Triclosan: Environmental Fate and Effects
Over 95% of the uses of Triclosan are in consumer products that are disposed of in residential drains. As a result, widespread use of Triclosan and other antibacterial compounds result in contamination of the nation’s waterways, with Triclosan being the most prevalent contaminant not removed by typical wastewater treatment plants. In fact, Triclosan has been detected in wastewater, activated sludge, surface water, and sediments. According to a U.S. Geological Survey study of 95 different organic wastewater contaminants in U.S. streams, Triclosan was one of the most frequently detected compounds and at some of the highest concentrations. In spring 2008, national news reports exposed the prevalence of pharmaceuticals in the nation’s watersheds, including high concentration of antibacterial compounds.
The prevalence of Triclosan in the nation’s waterways is a cause for concern since Triclosan is converted into dioxin- a highly toxic compound, when exposed the sunlight in an aqueous environment. Triclosan can also combine with chlorine in tap water to form chloroform, which is listed as a probable human carcinogen.
Triclosan has been found to be highly toxic to different types of algae, keystone organisms for complex aquatic ecosystems, and as been detected at high concentration in earthworms.
Triclosan is lipophilic and as a result is readily available for absorption and bioaccumulation in fatty tissues, especially by aquatic organisms. Studies have found that fish accumulated significant concentrations of Triclosan metabolites. Even though little is known about the effects of Triclosan on wildlife, one study found that Triclosan disrupts thyroid hormone-associated gene expression in the North American bullfrog. Other antibacterial chemicals, like triclocarban- Triclosan’s cousin, has been shown to have an amplification effect on the activity of natural hormones, which in turn can lead to adverse reproductive and developmental effects.
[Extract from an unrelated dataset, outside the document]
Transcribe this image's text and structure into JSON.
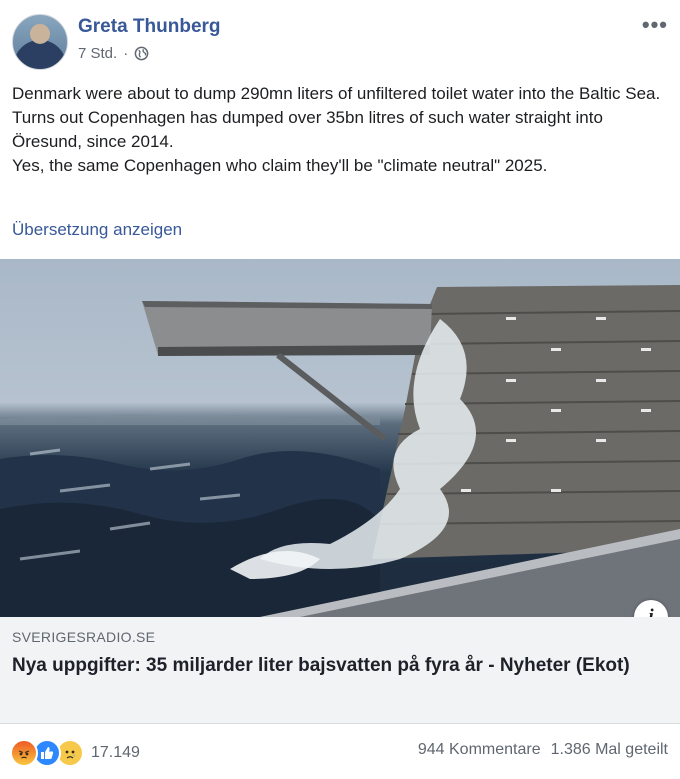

This suggests that Triclosan and triclocarban may be endocrine disruptors.
- Pharmaceuticals and personal care products in archived U.S. biosolids from the 2001 EPA national sewage sludge survey (Water Res. 2010)
- Occurrence and loss over three years of 72 pharmaceuticals and personal care products from biosolids–soil mixtures in outdoor mesocosms (Water Res. 2010)
- Detection of the antimicrobials triclocarban and Triclosan in agricultural soils following land application of municipal biosolids (Water Res. 2009 )
- Occurrence, Fate, and Impact of Triclosan and Other Antimicrobials to Wastewater Treatment Utilities (2009)
- Fate of Triclosan & evidence for reductive dechlorination of triclocarban in estuarine sediments (Environmental Science & Technology, 2008)
- Formation of chloroform and other chlorinated byproducts by chlorination of Triclosan-containing antibacterial products (Environmental Science & Technology, 2007)
- Photolytic degradation of Triclosan in freshwater and seawater (Chemosphere, 2007)
- Monitoring the photochemical degradation of Triclosan in wastewater by UV light and sunlight using solid-phase microextraction (Chemosphere, 2006)
- Co-Occurrence of triclocarban and Triclosan in U.S. water resources (Environmental Science & Technology, 2005)
- Pharmaceuticals, hormones and other organic wastewater contaminants in U. S. streams, 1999-2000 (U.S. Geological Survey, 2002)
- Occurrence and environmental behavior of the bactericide Triclosan and its methyl derivative in surface waters and in wastewater (Environmental Science & Technology, 2002)
- Confirmation of the formation of dichlorodibenzo-p-dioxin in the photodegradation of Triclosan by photo-SPME (Analytical and Bioanalytical Chem, 2005)
- Triclosan has endocrine-disrupting effects in male western mosquitofish, Gambusia affinis. (Environ Toxicol Chem. 2010)
- Environmental Exposure of Aquatic and Terrestrial Biota to Triclosan and Triclocarban (JAWRA , 2009)
- Occurrence of Triclosan in plasma of wild Atlantic bottlenose dolphins (Tursiops truncatus) and in their environment (Environ Pollut. 2009)
- Bioaccumulation of Pharmaceuticals and Other Anthropogenic Waste Indicators in Earthworms from Agricultural Soil Amended With Biosolid or Swine Manure (Environ Sci& Tech, 2008)
- The bactericidal agent Triclosan modulates thyroid hormone-associated gene expression and disrupts postembryonic anuran development (Aquatic Tox., 2006)
- Occurrence of methyl Triclosan, a transformation product of the bactericide Triclosan, in fish from various lakes in Switzerland (Environ Sci & Tech, 2004)
- Effects of pharmaceutical & personal care products on natural freshwater algae (Environ. Sci. & Tech, 2003)
- Developmental evaluation of a potential non-steroidal estrogen: Triclosan (Marine Environ. Research, 2000)